I have been thinking on how an app could be "perfectly" isolated from the rest of the system. Now I know we will never achieve "perfect" in practice, but in theory, how could one go about it? I put together a few thoughts:
- IMHO the security that we are talking about has to be on the lowest possible level or in other words the only place that software cannot circumvent: hardware.
I am not advocating against security restrictions on higher levels, but since with higher level the complexity also rises, there will be security holes and someone will find them.
Now by hardware I mean of course the kernel-mode of the processor and its rings.
- I have looked on the various system calls of different operating systems and here again I see that there is already a huge amount of complexity in the number of system calls. If I were to create a sandbox, I would reduce the system calls to the absolute minimum required.
Here it is worth mentioning, that the apps that are supposed to run in this sandbox can by any means be implemented/built specifically for the sandbox. I do not want to introduce the requirement to be able to port existing applications into this sandbox!
So to have something we can agree on lets say the apps in the sandbox need:
- timing (Edit in response to @Pascal: time & date, hardware timers)
- reading / writing / creating / deleting files (no directory modification required)
- display (specifically opengl)
Of course those need to be restricted too: There will be a supervisor process that decides to which hosts the sandboxed process may connect and which files it may see and change and to which part of the screen it may draw.
- In C it is common practice to call functions with a pointer (or address) to a range in memory (e.g. an array or a string) and a number of bytes to read/write. When designing the system calls for the sandbox, I would go a way that is more common in higher level programming languages: every pointer must point to a struct that first contains the datatype of the memory range and it's size. Also I would only allow ranges in memory that have been accquired by calling one of the system calls, e.g. the system call will always know what it is working with and will fail if it is not given something already known to it in the first place (including a safe storage/copy of the the type and size information so that the kernel cannot be tricked into writing/reading outside of range).

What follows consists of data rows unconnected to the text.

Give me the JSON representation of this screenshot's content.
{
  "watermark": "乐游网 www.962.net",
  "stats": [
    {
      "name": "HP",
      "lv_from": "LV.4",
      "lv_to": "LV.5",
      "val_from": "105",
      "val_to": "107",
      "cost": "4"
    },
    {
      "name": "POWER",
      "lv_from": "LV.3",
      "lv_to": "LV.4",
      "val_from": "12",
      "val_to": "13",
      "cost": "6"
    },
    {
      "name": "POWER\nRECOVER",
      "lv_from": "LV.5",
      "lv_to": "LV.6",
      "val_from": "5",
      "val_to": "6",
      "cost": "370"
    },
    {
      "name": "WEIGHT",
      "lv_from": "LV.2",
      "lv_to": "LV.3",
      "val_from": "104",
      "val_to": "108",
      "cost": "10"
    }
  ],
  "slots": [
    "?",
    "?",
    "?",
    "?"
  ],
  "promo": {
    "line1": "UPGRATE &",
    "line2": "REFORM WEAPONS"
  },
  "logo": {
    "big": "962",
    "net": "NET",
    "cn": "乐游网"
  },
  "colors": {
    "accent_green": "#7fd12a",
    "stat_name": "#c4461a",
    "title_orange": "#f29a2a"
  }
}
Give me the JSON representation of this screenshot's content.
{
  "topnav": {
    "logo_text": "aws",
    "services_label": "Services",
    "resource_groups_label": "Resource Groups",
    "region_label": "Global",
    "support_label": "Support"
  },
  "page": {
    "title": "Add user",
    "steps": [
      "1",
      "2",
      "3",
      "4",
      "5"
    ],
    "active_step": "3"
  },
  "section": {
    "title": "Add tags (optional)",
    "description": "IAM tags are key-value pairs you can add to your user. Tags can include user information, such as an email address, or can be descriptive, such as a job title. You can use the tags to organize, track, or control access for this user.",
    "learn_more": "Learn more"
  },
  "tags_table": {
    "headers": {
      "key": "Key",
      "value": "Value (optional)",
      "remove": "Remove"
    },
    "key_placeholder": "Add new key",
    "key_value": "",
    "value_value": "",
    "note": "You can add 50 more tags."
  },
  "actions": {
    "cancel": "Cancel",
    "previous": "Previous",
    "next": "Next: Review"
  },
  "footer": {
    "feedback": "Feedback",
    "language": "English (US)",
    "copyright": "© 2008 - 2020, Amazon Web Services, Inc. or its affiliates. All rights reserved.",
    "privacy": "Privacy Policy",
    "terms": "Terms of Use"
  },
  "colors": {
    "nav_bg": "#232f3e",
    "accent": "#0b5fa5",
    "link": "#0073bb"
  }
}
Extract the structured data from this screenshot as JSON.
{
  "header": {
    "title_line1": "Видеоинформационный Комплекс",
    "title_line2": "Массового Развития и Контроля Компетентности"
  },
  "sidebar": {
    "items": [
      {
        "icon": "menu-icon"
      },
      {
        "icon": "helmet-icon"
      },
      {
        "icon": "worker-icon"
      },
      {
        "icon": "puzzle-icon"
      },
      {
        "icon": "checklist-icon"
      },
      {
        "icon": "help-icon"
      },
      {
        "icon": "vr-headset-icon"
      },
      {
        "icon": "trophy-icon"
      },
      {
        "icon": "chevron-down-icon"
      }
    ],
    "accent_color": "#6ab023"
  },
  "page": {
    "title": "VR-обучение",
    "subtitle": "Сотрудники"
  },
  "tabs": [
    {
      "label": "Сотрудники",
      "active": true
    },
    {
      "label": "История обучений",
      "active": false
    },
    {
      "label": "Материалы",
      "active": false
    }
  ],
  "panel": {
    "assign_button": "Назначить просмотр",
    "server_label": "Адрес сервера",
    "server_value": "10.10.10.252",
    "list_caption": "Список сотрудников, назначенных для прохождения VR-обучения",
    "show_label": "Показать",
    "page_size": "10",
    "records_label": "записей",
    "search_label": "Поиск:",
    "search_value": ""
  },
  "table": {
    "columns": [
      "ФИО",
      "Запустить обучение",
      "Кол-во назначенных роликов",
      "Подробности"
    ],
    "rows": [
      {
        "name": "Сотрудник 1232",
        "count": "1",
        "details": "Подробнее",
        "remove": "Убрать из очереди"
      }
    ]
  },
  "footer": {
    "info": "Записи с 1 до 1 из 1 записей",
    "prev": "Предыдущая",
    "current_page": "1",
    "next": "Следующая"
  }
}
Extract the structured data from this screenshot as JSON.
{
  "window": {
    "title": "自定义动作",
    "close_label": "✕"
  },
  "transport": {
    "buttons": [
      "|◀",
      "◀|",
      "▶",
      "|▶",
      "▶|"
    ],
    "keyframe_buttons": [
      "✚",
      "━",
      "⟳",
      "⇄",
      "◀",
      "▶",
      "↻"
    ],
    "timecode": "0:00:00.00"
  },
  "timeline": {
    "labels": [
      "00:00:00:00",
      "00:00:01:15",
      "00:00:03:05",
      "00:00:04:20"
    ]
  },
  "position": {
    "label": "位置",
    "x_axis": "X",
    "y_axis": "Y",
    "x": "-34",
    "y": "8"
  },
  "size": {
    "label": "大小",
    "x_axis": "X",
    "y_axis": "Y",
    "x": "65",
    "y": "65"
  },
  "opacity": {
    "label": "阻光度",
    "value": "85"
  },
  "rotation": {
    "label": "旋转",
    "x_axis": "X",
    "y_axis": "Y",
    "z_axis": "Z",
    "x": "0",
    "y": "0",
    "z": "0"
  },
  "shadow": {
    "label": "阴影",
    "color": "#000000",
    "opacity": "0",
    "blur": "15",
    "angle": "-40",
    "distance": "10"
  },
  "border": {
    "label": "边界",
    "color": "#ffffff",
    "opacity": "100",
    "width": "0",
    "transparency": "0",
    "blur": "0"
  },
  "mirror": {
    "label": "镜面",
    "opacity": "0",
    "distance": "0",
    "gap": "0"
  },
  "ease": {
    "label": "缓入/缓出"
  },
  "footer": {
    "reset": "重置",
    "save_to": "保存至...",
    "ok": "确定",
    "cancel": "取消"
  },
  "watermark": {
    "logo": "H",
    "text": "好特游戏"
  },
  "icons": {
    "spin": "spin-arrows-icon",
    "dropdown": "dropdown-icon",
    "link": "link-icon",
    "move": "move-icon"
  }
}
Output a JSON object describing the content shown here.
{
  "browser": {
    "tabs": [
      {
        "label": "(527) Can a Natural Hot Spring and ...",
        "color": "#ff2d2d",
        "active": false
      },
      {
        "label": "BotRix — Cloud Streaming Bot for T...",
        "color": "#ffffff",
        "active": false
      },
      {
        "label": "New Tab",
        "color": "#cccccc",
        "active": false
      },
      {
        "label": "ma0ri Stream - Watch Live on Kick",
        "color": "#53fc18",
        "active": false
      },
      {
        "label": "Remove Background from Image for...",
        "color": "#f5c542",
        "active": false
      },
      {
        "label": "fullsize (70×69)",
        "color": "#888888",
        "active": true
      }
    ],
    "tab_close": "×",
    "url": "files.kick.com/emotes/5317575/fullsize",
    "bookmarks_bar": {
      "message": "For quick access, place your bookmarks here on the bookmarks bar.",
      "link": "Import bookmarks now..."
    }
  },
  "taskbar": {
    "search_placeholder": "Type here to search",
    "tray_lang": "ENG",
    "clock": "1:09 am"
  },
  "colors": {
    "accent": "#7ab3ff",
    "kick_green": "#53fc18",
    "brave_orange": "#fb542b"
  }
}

As you probably guessed I made a few assumptions that would need verification. I am restricting those assumptions to the major OSs: Linux, Windows, MacOS, Android, iOS. PIU stands for Process in usermode (= not kernel mode). So here goes: Is it true that
- A PIU can only ever read/write its own memory never any other unless through system calls?
- A PIU can only ever access the harddrives through system calls?
- A PIU can only ever access the network through system calls?
- A PIU can only ever access any other hardware using system calls?
- When forking a process I can disable/remove/replace each and every system call?
- There is no way for a PIU to use any other system call then the ones I defined/allowed when forking?
- In a custom system call (= inside kernel mode) I can use the original system calls directly (without using interrupts)?
So far if all my assumptions are correct I would (theoretically) be able to create a "perfectly" safe sandbox. There is one area though I have absolutely no feel for: display.
How does opengl work? Does it directly talk to the graphics card or does it use system calls as well? Can something running on the GPU affect other graphical applications? Can I draw to any area of the screen or can that be restricted? Is the GPU somewhat connected to the current CPU mode (kernel/user)?
When answering this question please refrain from arguing that one should not replace system calls or one should use this or that existing sandbox/vm implementation. If we talk about the replacement of system calls please tell me what security and performance implications that might have and if we talk about existing sandbox implementations tell me how they solve certain problems that are related to the question or how certain malware circumvented their security mechanisms.